pinterest interior design work station web

Step 1: Look Around

You’re loosened up – wine in hand, Beyonce crooning in your headphones. You have Pinterest open. Now what?

You’re on a hunt for images that look like home. You’re scouting for photos that make your heart beat a little faster. That plant! Those pendant lights! That sink!

Now is not the time to think about budget, size constraints, or other logistics. You can work with the designer to figure those things out later. For this process, tuck your inner critic away and dream big.

A few things to think about…

If you’ve never signed into Pinterest, this video tutorial about getting around the website may help you get started.

If you have an existing Pinterest interior design board, you can work from those or create a new board or set of boards specifically for your interior design project. At this point, you want to be collecting as many images as you can. Having a large set of images will be helpful in future steps. There are two great places to look for pins that are similar to images you’ve already pinned: the Also on These Boards and Related Pins sections.

To access these sections, first click into a pin that you like, and scroll down. You’ll see the Also on These Boards section first, and the Related Pins section after that.

getting around pinerest

Time: 1 hour – 1 hour and 30 minutes

Step 2: Get Organized

Once you’ve spent an hour or two collecting all of your favorite images into a single board, you’ll want to organize them. Turn your critical thinking skills back on and take a look over the images you’ve collected. How might you group them?

You may notice that a specific pattern or color palette emerges. Make these into their own boards. Maybe a type of furniture – like a love seat – appears in many of your images. Group these into their own board as well.

Other ways to group images include:

  • By mood or style (cozy, dramatic, minimal, stark)
  • By material (copper, wood, lucite)
  • By a unique feature (skylight, tall ceiling, textured wall paper, light fixture)
  • By texture (smooth, matte, patterned, fur, antiqued leather)
  • By fixture (mason jar pendant lights, chrome faucet handles)

Look through your set of images, pick a few groups that you think capture the components of the room that make the interiors so lovely to you, and start making boards.

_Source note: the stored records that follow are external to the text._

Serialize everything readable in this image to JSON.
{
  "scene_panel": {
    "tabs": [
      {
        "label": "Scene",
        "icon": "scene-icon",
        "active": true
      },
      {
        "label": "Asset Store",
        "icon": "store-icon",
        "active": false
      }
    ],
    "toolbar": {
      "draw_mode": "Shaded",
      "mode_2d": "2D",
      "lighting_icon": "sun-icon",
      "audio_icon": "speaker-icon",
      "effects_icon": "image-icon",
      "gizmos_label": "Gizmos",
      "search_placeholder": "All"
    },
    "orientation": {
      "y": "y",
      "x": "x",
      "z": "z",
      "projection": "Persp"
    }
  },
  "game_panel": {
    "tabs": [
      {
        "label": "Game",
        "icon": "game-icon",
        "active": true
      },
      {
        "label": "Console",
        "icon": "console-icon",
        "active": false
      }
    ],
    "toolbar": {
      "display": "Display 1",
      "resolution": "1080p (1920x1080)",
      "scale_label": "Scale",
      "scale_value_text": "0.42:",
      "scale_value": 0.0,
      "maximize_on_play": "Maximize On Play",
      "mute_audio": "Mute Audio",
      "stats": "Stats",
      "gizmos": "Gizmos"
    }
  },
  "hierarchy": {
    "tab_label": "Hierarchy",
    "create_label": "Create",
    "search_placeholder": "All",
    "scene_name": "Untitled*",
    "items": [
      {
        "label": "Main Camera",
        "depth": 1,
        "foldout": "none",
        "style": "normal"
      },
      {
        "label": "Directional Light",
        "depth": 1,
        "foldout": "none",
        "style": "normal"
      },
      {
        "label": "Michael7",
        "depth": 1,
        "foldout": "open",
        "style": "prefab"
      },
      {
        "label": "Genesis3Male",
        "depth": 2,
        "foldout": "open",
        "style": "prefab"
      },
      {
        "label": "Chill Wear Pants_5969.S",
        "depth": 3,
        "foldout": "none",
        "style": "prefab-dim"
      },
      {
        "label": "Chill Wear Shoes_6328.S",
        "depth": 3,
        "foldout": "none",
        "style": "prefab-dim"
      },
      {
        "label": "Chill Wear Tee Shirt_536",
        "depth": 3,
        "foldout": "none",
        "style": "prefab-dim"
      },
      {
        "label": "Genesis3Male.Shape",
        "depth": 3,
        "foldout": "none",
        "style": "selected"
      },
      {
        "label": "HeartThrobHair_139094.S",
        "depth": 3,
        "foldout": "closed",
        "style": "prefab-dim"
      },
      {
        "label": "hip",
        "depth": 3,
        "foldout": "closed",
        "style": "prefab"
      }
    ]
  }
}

Repin the images from your large group of photos into these smaller, curated boards.

Time: 30 minutes – 1 hour

using pinterest interior design

Step 3: Find More of What You Love (Optional)

When you see the patterns in your aesthetic and have organized them into boards, you can refine your Pinterest search to look for more of what you love.

This is especially helpful for boards that are a little sparse. Giving your interior designer lots of options will help them find something that will suit your space and budget. Don’t be afraid to go a bit overboard. It’s their job to help you pare down your vision into the best thing for your space.

Time: 30 minutes

Let us know if you’ve used this process or something similar to prepare for working with an interior designer. We’d love to hear your experience in the comments.

Related Posts Plugin for WordPress, Blogger...
Next Posts

Erin on Google+ | Mosaik Design & Remodeling
0112 Southwest Hamilton Street Portland, OR 97239 | (503) 726-2222